The biggest mistake any coach, family, or doctor could make is to send a student back into play after suffering a head injury. A second concussion while the brain is still injured can lead to devastating long-term damage.

Four high schools, Pioneer Valley, Righetti, St. Joseph, and Santa Maria, have instituted the software program and have begun testing all student athletes at the beginning of the sports season to establish their baselines.

The program known as ImPACT is allowing coaches and doctors to immediately gather information about the extent of the damage incurred during student head injuries. Although it must be a part of a more comprehensive set of protocols for dealing with concussions, the program is a big step forward. Previous to gathering the baseline data, it was difficult for trainers and coaches to determine the full extent of concussion damage.

Since the tests can be done over the Internet in a matter of minutes, the ImPACT program is being hailed as a powerful tool to assist in mitigating the harmful effects of concussion in student sports.


This is a Fantastic Interview and then Song with NFL Legend Kyle Turley who spends so much of his time in the battle.  Hear him sing about a death that was very close to him in this fantastic acoustic version of his song “I’ll Breath for You”.  Make sure to visit www.gridironrecords.com

ImPACT Concussion Testing Up Close and Personal

Here is a great article from a writer back east where he explains what it is like to actually take the ImPACT Baseline Test.  There is nothing like hearing what someone else has to say in terms of how well or effective something might be.                                                                                                                   This writer clearly sees the value in it and was surprised at how in depth it is. Here is an Excerpt:

“I found the next five parts to be mentally taxing, so I can only imagine what it would do to someone suffering symptoms. These remaining parts take you through a serious of speed drills where you have to use two keys on the keyboard that correspond with a shape and color.

A section based on shapes appears and much like the words you were asked to memorize, you must view the shapes for several seconds, then later recall the correct shape. I considered this the toughest part of the test simply because the shapes are shown on the recall screen and some are reversed, upside down, in the correct position and some are totally different and did not originally appear.”

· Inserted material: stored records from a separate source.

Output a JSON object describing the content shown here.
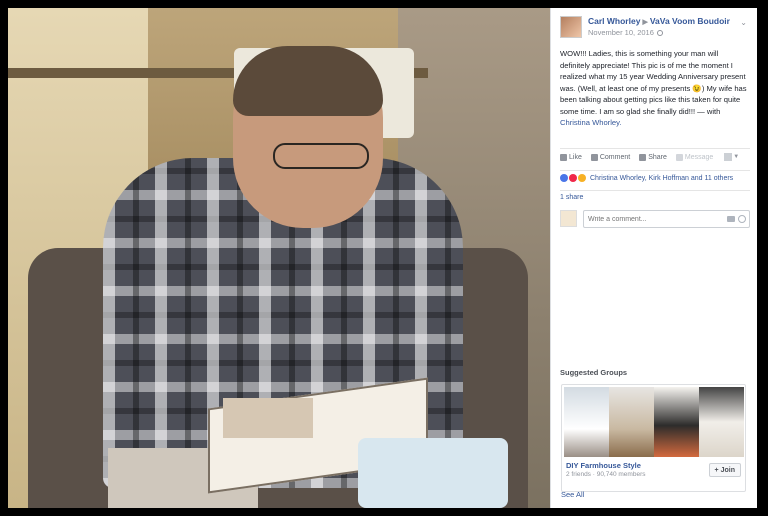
{
  "post": {
    "author": "Carl Whorley",
    "group": "VaVa Voom Boudoir",
    "date": "November 10, 2016",
    "text": "WOW!!! Ladies, this is something your man will definitely appreciate! This pic is of me the moment I realized what my 15 year Wedding Anniversary present was. (Well, at least one of my presents 😉) My wife has been talking about getting pics like this taken for quite some time. I am so glad she finally did!!! — with",
    "tagged": "Christina Whorley."
  },
  "actions": {
    "like": "Like",
    "comment": "Comment",
    "share": "Share",
    "message": "Message"
  },
  "reactions": {
    "summary": "Christina Whorley, Kirk Hoffman and 11 others"
  },
  "shares": {
    "label": "1 share"
  },
  "comment_box": {
    "placeholder": "Write a comment..."
  },
  "suggested": {
    "heading": "Suggested Groups",
    "group_name": "DIY Farmhouse Style",
    "group_meta": "2 friends · 90,740 members",
    "join": "Join",
    "see_all": "See All"
  },
  "colors": {
    "link": "#365899",
    "text": "#1d2129",
    "muted": "#90949c"
  }
}
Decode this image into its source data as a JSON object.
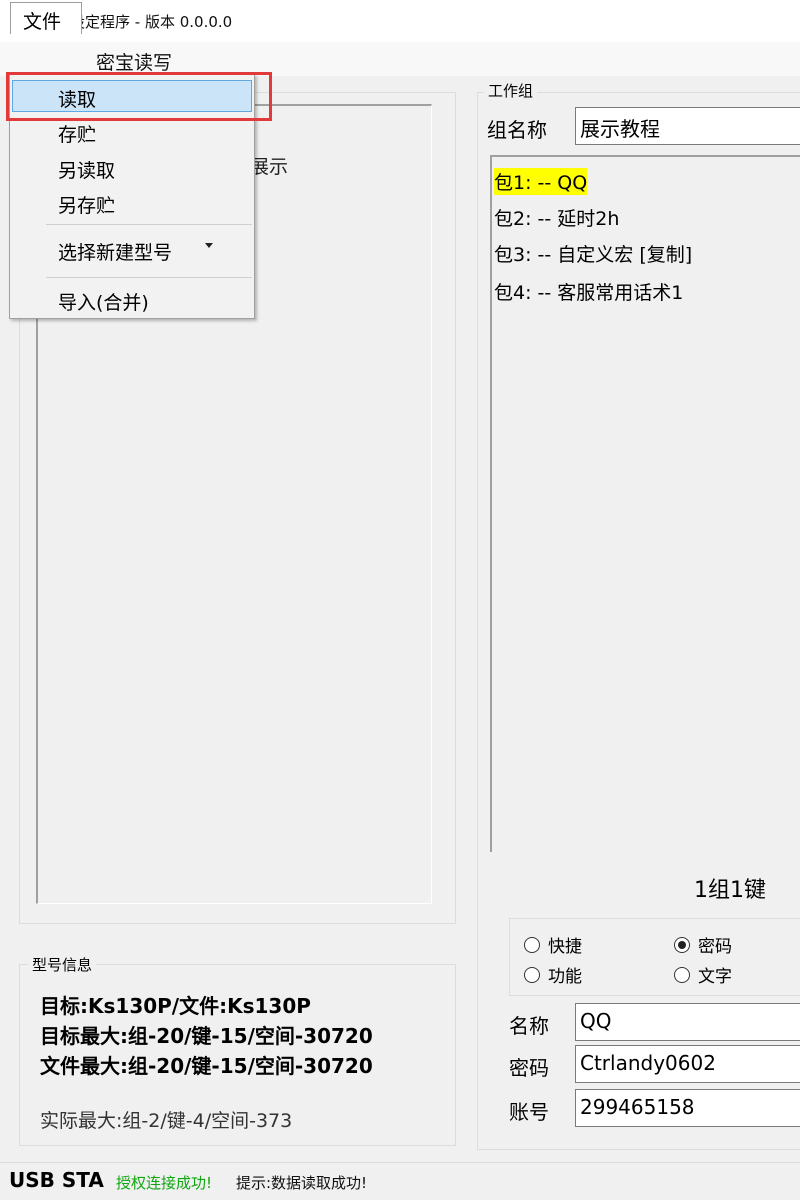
{
  "window": {
    "title": "蜜宝设定程序 - 版本 0.0.0.0"
  },
  "menubar": {
    "file": "文件",
    "read_write": "密宝读写"
  },
  "file_menu": {
    "items": [
      "读取",
      "存贮",
      "另读取",
      "另存贮"
    ],
    "select_model": "选择新建型号",
    "import": "导入(合并)"
  },
  "left_panel": {
    "tree_text": "展示"
  },
  "model_info": {
    "legend": "型号信息",
    "lines": [
      "目标:Ks130P/文件:Ks130P",
      "目标最大:组-20/键-15/空间-30720",
      "文件最大:组-20/键-15/空间-30720"
    ],
    "actual": "实际最大:组-2/键-4/空间-373"
  },
  "work_group": {
    "legend": "工作组",
    "name_label": "组名称",
    "name_value": "展示教程",
    "packages": [
      "包1: -- QQ",
      "包2: -- 延时2h",
      "包3: -- 自定义宏 [复制]",
      "包4: -- 客服常用话术1"
    ],
    "selected_index": 0,
    "key_info": "1组1键"
  },
  "radios": {
    "shortcut": "快捷",
    "password": "密码",
    "function": "功能",
    "text": "文字",
    "checked": "password"
  },
  "fields": {
    "name_label": "名称",
    "name_value": "QQ",
    "password_label": "密码",
    "password_value": "Ctrlandy0602",
    "account_label": "账号",
    "account_value": "299465158"
  },
  "status": {
    "usb": "USB STA",
    "auth": "授权连接成功!",
    "tip": "提示:数据读取成功!"
  },
  "colors": {
    "highlight": "#ffff00",
    "status_ok": "#11a611",
    "annotation_box": "#e03a3a",
    "menu_hover": "#cce4f7"
  }
}
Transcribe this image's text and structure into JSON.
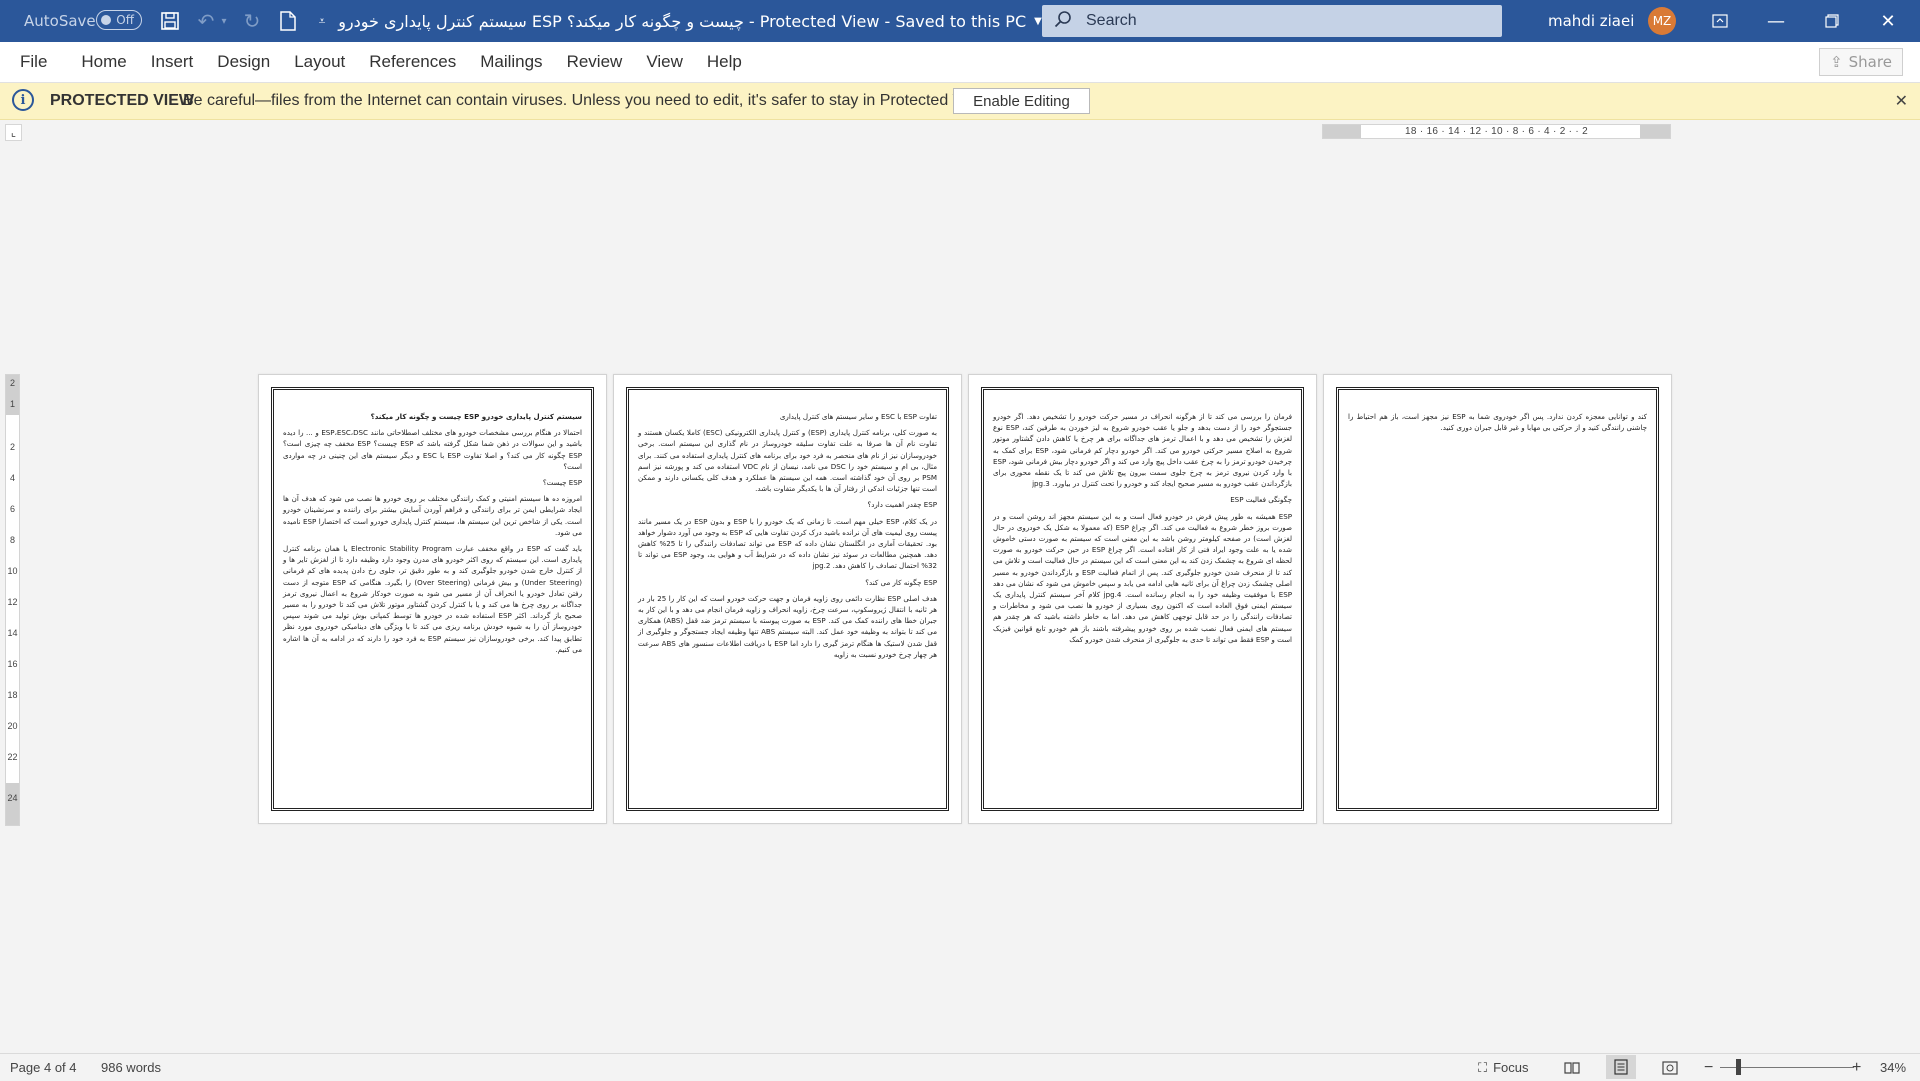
{
  "titlebar": {
    "autosave_label": "AutoSave",
    "autosave_state": "Off",
    "doc_title": "سیستم کنترل پایداری خودرو ESP چیست و چگونه کار میکند؟ - Protected View - Saved to this PC",
    "search_placeholder": "Search",
    "user_name": "mahdi ziaei",
    "user_initials": "MZ",
    "accent_color": "#2b579a",
    "avatar_color": "#d97a36"
  },
  "menu": {
    "tabs": [
      "File",
      "Home",
      "Insert",
      "Design",
      "Layout",
      "References",
      "Mailings",
      "Review",
      "View",
      "Help"
    ],
    "share_label": "Share"
  },
  "protected_view": {
    "title": "PROTECTED VIEW",
    "message": "Be careful—files from the Internet can contain viruses. Unless you need to edit, it's safer to stay in Protected View.",
    "enable_label": "Enable Editing",
    "bar_color": "#fcf3c4"
  },
  "rulers": {
    "horizontal": "2 · · 2 · 4 · 6 · 8 · 10 · 12 · 14 · 16 · 18",
    "vertical": [
      "2",
      "1",
      "2",
      "4",
      "6",
      "8",
      "10",
      "12",
      "14",
      "16",
      "18",
      "20",
      "22",
      "24"
    ]
  },
  "pages": [
    {
      "paragraphs": [
        {
          "heading": true,
          "text": "سیستم کنترل پایداری خودرو ESP چیست و چگونه کار میکند؟"
        },
        {
          "heading": false,
          "text": "احتمالا در هنگام بررسی مشخصات خودرو های مختلف اصطلاحاتی مانند ESP،ESC،DSC و ... را دیده باشید و این سوالات در ذهن شما شکل گرفته باشد که ESP چیست؟ ESP مخفف چه چیزی است؟ ESP چگونه کار می کند؟ و اصلا تفاوت ESP با ESC و دیگر سیستم های این چنینی در چه مواردی است؟"
        },
        {
          "heading": false,
          "text": "ESP چیست؟"
        },
        {
          "heading": false,
          "text": "امروزه ده ها سیستم امنیتی و کمک رانندگی مختلف بر روی خودرو ها نصب می شود که هدف آن ها ایجاد شرایطی ایمن تر برای رانندگی و فراهم آوردن آسایش بیشتر برای راننده و سرنشینان خودرو است. یکی از شاخص ترین این سیستم ها، سیستم کنترل پایداری خودرو است که اختصارا ESP نامیده می شود."
        },
        {
          "heading": false,
          "text": "باید گفت که ESP در واقع مخفف عبارت Electronic Stability Program یا همان برنامه کنترل پایداری است. این سیستم که روی اکثر خودرو های مدرن وجود دارد وظیفه دارد تا از لغزش تایر ها و از کنترل خارج شدن خودرو جلوگیری کند و به طور دقیق تر، جلوی رخ دادن پدیده های کم فرمانی (Under Steering) و بیش فرمانی (Over Steering) را بگیرد. هنگامی که ESP متوجه از دست رفتن تعادل خودرو یا انحراف آن از مسیر می شود به صورت خودکار شروع به اعمال نیروی ترمز جداگانه بر روی چرخ ها می کند و یا با کنترل کردن گشتاور موتور تلاش می کند تا خودرو را به مسیر صحیح باز گرداند. اکثر ESP استفاده شده در خودرو ها توسط کمپانی بوش تولید می شوند سپس خودروساز آن را به شیوه خودش برنامه ریزی می کند تا با ویژگی های دینامیکی خودروی مورد نظر تطابق پیدا کند. برخی خودروسازان نیز سیستم ESP به فرد خود را دارند که در ادامه به آن ها اشاره می کنیم."
        }
      ]
    },
    {
      "paragraphs": [
        {
          "heading": false,
          "text": "تفاوت ESP با ESC و سایر سیستم های کنترل پایداری"
        },
        {
          "heading": false,
          "text": "به صورت کلی، برنامه کنترل پایداری (ESP) و کنترل پایداری الکترونیکی (ESC) کاملا یکسان هستند و تفاوت نام آن ها صرفا به علت تفاوت سلیقه خودروساز در نام گذاری این سیستم است. برخی خودروسازان نیز از نام های منحصر به فرد خود برای برنامه های کنترل پایداری استفاده می کنند. برای مثال، بی ام و سیستم خود را DSC می نامد، نیسان از نام VDC استفاده می کند و پورشه نیز اسم PSM بر روی آن خود گذاشته است. همه این سیستم ها عملکرد و هدف کلی یکسانی دارند و ممکن است تنها جزئیات اندکی از رفتار آن ها با یکدیگر متفاوت باشد."
        },
        {
          "heading": false,
          "text": "ESP چقدر اهمیت دارد؟"
        },
        {
          "heading": false,
          "text": "در یک کلام، ESP خیلی مهم است. تا زمانی که یک خودرو را با ESP و بدون ESP در یک مسیر مانند پیست روی لیمیت های آن نرانده باشید درک کردن تفاوت هایی که ESP به وجود می آورد دشوار خواهد بود. تحقیقات آماری در انگلستان نشان داده که ESP می تواند تصادفات رانندگی را تا 25% کاهش دهد. همچنین مطالعات در سوئد نیز نشان داده که در شرایط آب و هوایی بد، وجود ESP می تواند تا 32% احتمال تصادف را کاهش دهد. jpg.2"
        },
        {
          "heading": false,
          "text": "ESP چگونه کار می کند؟"
        },
        {
          "heading": false,
          "text": "هدف اصلی ESP نظارت دائمی روی زاویه فرمان و جهت حرکت خودرو است که این کار را 25 بار در هر ثانیه با انتقال ژیروسکوپ، سرعت چرخ، زاویه انحراف و زاویه فرمان انجام می دهد و با این کار به جبران خطا های راننده کمک می کند. ESP به صورت پیوسته با سیستم ترمز ضد قفل (ABS) همکاری می کند تا بتواند به وظیفه خود عمل کند. البته سیستم ABS تنها وظیفه ایجاد جستجوگر و جلوگیری از قفل شدن لاستیک ها هنگام ترمز گیری را دارد اما ESP با دریافت اطلاعات سنسور های ABS سرعت هر چهار چرخ خودرو نسبت به زاویه"
        }
      ]
    },
    {
      "paragraphs": [
        {
          "heading": false,
          "text": "فرمان را بررسی می کند تا از هرگونه انحراف در مسیر حرکت خودرو را تشخیص دهد. اگر خودرو جستجوگر خود را از دست بدهد و جلو یا عقب خودرو شروع به لیز خوردن به طرفین کند، ESP نوع لغزش را تشخیص می دهد و با اعمال ترمز های جداگانه برای هر چرخ یا کاهش دادن گشتاور موتور شروع به اصلاح مسیر حرکتی خودرو می کند. اگر خودرو دچار کم فرمانی شود، ESP برای کمک به چرخیدن خودرو ترمز را به چرخ عقب داخل پیچ وارد می کند و اگر خودرو دچار بیش فرمانی شود، ESP با وارد کردن نیروی ترمز به چرخ جلوی سمت بیرون پیچ تلاش می کند تا یک نقطه محوری برای بازگرداندن عقب خودرو به مسیر صحیح ایجاد کند و خودرو را تحت کنترل در بیاورد. jpg.3"
        },
        {
          "heading": false,
          "text": "چگونگی فعالیت ESP"
        },
        {
          "heading": false,
          "text": "ESP همیشه به طور پیش فرض در خودرو فعال است و به این سیستم مجهز اند روشن است و در صورت بروز خطر شروع به فعالیت می کند. اگر چراغ ESP (که معمولا به شکل یک خودروی در حال لغزش است) در صفحه کیلومتر روشن باشد به این معنی است که سیستم به صورت دستی خاموش شده یا به علت وجود ایراد فنی از کار افتاده است. اگر چراغ ESP در حین حرکت خودرو به صورت لحظه ای شروع به چشمک زدن کند به این معنی است که این سیستم در حال فعالیت است و تلاش می کند تا از منحرف شدن خودرو جلوگیری کند. پس از اتمام فعالیت ESP و بازگرداندن خودرو به مسیر اصلی چشمک زدن چراغ آن برای ثانیه هایی ادامه می یابد و سپس خاموش می شود که نشان می دهد ESP با موفقیت وظیفه خود را به انجام رسانده است. jpg.4 کلام آخر سیستم کنترل پایداری یک سیستم ایمنی فوق العاده است که اکنون روی بسیاری از خودرو ها نصب می شود و مخاطرات و تصادفات رانندگی را در حد قابل توجهی کاهش می دهد. اما به خاطر داشته باشید که هر چقدر هم سیستم های ایمنی فعال نصب شده بر روی خودرو پیشرفته باشند باز هم خودرو تابع قوانین فیزیک است و ESP فقط می تواند تا حدی به جلوگیری از منحرف شدن خودرو کمک"
        }
      ]
    },
    {
      "paragraphs": [
        {
          "heading": false,
          "text": "کند و توانایی معجزه کردن ندارد. پس اگر خودروی شما به ESP نیز مجهز است، باز هم احتیاط را چاشنی رانندگی کنید و از حرکتی بی مهابا و غیر قابل جبران دوری کنید."
        }
      ]
    }
  ],
  "status": {
    "page_info": "Page 4 of 4",
    "word_count": "986 words",
    "focus_label": "Focus",
    "zoom_minus": "−",
    "zoom_plus": "+",
    "zoom_level": "34%",
    "zoom_fraction": 0.14
  }
}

Get the whole article right here:

Concussion or not, the ImPACT test can be a challenge

By ERIC THOMAS, The Patriot-News

April 10, 2010, 9:00PM